DATA EXCERPTS:

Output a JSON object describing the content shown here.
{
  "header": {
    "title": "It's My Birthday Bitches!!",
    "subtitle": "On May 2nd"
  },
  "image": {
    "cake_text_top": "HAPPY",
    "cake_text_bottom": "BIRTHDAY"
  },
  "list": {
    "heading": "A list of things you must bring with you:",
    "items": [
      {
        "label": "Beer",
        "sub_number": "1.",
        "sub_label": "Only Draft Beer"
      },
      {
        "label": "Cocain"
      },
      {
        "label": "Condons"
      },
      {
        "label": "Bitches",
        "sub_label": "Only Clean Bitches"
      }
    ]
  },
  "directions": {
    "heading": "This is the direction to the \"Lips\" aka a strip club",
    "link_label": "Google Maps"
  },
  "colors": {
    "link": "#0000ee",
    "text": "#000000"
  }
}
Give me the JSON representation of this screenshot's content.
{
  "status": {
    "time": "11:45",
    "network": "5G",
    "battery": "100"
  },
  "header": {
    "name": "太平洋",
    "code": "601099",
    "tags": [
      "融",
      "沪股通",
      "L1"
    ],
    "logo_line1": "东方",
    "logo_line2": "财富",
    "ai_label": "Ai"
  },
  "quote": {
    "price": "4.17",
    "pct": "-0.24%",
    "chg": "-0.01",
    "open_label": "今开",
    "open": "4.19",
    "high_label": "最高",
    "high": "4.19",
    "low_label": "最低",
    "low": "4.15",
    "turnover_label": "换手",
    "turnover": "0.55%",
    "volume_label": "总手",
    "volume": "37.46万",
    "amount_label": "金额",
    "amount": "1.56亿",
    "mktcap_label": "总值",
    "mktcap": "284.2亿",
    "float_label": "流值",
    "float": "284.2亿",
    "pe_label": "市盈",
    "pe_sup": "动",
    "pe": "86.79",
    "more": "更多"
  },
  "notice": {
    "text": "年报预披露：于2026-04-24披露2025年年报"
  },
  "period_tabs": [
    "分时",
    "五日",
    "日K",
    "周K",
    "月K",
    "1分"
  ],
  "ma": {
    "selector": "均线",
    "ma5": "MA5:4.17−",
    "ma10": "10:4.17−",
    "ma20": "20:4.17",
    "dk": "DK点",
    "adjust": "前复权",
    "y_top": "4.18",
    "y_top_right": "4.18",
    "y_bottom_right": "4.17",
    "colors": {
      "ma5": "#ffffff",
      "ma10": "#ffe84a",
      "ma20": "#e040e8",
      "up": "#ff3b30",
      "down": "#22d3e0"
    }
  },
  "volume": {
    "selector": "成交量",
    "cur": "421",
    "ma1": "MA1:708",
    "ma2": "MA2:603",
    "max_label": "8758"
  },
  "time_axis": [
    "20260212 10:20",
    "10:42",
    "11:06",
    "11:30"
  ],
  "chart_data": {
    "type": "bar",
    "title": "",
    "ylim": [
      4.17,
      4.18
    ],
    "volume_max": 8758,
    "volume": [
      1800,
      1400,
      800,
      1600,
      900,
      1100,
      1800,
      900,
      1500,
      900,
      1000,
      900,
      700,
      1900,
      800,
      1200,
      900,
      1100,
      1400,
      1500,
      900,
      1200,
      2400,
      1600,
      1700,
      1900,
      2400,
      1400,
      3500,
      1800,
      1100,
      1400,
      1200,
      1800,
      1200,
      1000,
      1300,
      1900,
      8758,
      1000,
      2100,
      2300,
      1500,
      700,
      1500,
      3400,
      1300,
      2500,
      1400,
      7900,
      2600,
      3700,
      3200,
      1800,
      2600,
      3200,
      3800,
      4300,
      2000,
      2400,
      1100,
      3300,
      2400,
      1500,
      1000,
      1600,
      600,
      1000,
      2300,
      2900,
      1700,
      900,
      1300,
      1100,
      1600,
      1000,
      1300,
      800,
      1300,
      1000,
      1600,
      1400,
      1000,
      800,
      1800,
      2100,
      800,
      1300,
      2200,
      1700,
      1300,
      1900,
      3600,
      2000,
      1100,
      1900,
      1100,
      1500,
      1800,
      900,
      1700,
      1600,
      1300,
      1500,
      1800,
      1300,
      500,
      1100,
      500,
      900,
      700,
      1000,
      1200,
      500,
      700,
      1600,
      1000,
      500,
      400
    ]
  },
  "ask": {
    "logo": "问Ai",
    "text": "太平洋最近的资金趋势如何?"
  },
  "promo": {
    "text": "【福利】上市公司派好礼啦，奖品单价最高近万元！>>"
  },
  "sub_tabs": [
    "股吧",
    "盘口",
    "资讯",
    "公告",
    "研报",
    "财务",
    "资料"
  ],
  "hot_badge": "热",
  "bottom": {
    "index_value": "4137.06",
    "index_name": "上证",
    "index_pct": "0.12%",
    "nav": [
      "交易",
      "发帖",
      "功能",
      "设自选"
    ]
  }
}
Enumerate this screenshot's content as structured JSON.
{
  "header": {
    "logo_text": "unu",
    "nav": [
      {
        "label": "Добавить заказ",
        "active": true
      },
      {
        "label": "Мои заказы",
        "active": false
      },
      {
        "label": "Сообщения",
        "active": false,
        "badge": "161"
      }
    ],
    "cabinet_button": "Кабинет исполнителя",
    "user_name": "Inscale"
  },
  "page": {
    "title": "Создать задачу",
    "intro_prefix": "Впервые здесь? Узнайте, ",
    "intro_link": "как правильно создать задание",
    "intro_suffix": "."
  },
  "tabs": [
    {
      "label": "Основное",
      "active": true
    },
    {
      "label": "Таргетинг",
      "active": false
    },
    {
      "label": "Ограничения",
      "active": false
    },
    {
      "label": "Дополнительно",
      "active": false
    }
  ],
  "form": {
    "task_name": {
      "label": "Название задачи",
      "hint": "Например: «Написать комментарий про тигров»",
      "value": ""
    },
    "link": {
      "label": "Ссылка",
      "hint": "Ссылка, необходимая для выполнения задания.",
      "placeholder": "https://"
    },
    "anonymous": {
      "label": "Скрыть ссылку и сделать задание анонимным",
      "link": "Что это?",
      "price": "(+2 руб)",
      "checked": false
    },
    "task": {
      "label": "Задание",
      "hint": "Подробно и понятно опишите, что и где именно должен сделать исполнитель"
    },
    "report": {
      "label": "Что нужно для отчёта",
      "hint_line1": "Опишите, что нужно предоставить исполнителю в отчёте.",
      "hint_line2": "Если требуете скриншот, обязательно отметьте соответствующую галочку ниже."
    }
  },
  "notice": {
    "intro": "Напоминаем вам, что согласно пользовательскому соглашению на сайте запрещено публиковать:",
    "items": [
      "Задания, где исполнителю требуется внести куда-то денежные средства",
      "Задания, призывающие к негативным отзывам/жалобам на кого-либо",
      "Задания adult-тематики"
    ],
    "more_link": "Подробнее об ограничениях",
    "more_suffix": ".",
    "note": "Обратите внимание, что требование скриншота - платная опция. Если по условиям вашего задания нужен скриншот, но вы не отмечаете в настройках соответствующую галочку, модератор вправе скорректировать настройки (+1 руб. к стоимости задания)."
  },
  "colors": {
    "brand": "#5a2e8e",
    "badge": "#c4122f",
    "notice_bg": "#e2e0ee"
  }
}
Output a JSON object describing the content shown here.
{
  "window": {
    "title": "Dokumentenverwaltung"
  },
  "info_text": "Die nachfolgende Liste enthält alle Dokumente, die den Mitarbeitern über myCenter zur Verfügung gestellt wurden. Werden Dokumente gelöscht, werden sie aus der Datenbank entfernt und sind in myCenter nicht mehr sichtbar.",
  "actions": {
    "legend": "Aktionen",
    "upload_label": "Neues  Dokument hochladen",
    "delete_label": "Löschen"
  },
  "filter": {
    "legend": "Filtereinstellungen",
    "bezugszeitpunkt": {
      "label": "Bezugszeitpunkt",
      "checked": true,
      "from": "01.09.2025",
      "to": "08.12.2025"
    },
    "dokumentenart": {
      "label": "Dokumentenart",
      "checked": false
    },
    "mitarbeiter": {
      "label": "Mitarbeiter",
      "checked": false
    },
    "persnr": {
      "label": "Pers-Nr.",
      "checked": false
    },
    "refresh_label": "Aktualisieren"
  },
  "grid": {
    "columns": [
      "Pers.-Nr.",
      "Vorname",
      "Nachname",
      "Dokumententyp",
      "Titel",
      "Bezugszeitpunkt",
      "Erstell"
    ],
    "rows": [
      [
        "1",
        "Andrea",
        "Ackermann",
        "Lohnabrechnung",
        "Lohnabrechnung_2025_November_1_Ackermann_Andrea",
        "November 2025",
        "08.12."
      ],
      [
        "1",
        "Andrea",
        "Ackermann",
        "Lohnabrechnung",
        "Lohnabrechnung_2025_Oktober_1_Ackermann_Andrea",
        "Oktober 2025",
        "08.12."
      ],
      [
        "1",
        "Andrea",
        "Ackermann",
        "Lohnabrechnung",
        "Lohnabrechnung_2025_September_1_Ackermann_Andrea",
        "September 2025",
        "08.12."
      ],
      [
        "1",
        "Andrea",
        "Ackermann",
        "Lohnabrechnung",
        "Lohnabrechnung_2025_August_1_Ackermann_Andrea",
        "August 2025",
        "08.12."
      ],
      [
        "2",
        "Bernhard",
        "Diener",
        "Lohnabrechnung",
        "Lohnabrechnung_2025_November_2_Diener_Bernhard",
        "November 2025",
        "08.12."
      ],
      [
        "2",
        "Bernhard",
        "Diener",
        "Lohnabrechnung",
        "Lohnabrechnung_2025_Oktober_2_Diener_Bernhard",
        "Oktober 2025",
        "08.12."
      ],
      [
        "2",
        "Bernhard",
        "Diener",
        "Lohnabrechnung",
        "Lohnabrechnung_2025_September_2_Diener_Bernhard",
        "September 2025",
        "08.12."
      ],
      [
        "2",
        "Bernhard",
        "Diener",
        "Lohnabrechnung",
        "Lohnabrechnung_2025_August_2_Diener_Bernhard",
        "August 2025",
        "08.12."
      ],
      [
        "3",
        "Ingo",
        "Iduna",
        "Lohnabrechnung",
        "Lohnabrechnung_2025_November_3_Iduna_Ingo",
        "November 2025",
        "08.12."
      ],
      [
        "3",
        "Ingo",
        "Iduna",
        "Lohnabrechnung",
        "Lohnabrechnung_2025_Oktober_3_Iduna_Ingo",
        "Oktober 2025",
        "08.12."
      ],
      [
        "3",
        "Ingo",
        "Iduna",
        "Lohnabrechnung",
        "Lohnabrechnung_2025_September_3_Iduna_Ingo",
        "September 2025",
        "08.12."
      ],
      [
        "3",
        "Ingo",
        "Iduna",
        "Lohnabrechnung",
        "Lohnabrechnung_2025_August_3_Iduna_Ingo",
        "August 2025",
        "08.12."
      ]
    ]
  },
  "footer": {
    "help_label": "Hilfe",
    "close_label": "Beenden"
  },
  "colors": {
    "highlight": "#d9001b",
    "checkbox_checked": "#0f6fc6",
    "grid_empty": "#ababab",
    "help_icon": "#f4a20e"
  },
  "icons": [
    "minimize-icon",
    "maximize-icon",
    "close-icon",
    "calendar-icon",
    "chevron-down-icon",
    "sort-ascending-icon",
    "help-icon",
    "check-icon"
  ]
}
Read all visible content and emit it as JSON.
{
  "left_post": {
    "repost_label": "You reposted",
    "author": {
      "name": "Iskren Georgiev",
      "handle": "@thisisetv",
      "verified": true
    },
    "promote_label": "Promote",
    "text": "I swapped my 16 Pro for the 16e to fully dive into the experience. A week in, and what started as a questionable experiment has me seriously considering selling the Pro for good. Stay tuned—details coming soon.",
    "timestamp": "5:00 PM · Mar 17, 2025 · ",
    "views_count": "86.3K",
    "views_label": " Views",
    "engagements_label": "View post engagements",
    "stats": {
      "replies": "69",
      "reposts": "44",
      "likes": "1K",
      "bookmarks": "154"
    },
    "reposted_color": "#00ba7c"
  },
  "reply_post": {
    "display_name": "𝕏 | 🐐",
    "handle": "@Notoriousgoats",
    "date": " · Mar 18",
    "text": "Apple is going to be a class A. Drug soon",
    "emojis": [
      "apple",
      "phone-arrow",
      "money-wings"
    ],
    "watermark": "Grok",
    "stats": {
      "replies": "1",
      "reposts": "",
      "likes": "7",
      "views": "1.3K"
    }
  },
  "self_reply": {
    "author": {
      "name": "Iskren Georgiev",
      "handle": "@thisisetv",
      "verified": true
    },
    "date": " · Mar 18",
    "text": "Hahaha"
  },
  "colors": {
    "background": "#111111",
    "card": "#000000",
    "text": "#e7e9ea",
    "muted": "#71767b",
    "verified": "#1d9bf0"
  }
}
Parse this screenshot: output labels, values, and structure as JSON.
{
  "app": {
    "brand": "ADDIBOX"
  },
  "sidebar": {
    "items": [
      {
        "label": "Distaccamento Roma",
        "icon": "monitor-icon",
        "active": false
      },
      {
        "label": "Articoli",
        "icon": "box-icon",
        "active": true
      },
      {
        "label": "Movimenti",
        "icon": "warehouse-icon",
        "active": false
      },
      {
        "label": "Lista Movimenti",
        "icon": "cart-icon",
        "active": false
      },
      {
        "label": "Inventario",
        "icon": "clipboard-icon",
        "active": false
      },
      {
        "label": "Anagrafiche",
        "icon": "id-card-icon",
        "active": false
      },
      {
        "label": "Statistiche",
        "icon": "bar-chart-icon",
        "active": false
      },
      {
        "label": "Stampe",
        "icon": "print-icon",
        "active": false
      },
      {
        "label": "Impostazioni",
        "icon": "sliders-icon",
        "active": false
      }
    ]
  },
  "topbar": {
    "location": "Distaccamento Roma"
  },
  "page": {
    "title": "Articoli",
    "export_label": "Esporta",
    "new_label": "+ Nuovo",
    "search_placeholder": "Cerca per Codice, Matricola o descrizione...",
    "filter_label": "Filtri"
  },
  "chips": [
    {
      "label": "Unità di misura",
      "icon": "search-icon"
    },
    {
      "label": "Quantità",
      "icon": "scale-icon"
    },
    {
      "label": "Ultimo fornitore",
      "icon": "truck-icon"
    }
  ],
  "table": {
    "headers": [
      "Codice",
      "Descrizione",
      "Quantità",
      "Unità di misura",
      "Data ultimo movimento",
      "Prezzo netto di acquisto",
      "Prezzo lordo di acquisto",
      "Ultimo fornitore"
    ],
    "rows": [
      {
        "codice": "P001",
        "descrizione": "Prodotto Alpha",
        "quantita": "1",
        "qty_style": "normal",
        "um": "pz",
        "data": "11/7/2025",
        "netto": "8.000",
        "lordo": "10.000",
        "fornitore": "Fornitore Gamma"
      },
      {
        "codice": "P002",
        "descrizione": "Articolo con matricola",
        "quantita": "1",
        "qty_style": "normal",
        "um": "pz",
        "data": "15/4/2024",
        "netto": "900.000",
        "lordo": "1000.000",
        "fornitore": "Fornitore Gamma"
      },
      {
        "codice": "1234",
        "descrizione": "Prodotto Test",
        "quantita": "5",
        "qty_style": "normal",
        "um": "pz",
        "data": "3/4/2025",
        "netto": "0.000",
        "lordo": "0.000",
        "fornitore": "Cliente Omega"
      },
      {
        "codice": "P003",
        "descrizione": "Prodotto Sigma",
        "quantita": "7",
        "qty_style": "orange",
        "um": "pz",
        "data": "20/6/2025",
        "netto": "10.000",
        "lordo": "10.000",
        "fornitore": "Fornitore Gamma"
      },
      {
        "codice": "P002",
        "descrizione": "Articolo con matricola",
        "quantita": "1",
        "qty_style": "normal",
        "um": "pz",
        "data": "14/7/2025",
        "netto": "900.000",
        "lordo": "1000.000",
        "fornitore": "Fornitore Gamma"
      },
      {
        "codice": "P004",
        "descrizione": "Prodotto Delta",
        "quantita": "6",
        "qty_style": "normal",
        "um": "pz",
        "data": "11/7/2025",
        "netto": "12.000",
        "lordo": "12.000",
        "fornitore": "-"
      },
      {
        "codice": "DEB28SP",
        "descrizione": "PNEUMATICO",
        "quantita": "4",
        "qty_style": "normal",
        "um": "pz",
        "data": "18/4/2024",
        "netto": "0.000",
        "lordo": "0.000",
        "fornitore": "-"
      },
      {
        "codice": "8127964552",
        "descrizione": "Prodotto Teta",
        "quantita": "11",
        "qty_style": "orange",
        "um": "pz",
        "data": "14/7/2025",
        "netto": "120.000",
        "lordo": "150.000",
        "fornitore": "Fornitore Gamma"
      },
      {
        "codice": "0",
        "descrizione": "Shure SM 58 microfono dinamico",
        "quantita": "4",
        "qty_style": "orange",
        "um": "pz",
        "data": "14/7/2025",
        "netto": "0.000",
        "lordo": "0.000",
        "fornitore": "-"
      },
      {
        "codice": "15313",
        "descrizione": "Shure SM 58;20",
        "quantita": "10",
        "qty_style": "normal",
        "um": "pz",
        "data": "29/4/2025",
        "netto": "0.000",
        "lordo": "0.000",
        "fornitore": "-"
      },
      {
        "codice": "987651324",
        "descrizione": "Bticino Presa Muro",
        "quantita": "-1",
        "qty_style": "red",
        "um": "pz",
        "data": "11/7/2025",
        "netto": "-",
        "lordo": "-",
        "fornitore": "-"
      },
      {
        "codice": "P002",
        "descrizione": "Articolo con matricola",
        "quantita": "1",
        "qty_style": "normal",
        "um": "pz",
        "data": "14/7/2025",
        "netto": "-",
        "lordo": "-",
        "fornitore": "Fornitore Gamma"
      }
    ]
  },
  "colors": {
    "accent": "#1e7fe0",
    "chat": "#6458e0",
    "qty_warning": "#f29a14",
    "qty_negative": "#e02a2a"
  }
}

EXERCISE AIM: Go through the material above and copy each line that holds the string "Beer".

ANSWER TO THE EXERCISE:
        "label": "Beer",
        "sub_label": "Only Draft Beer"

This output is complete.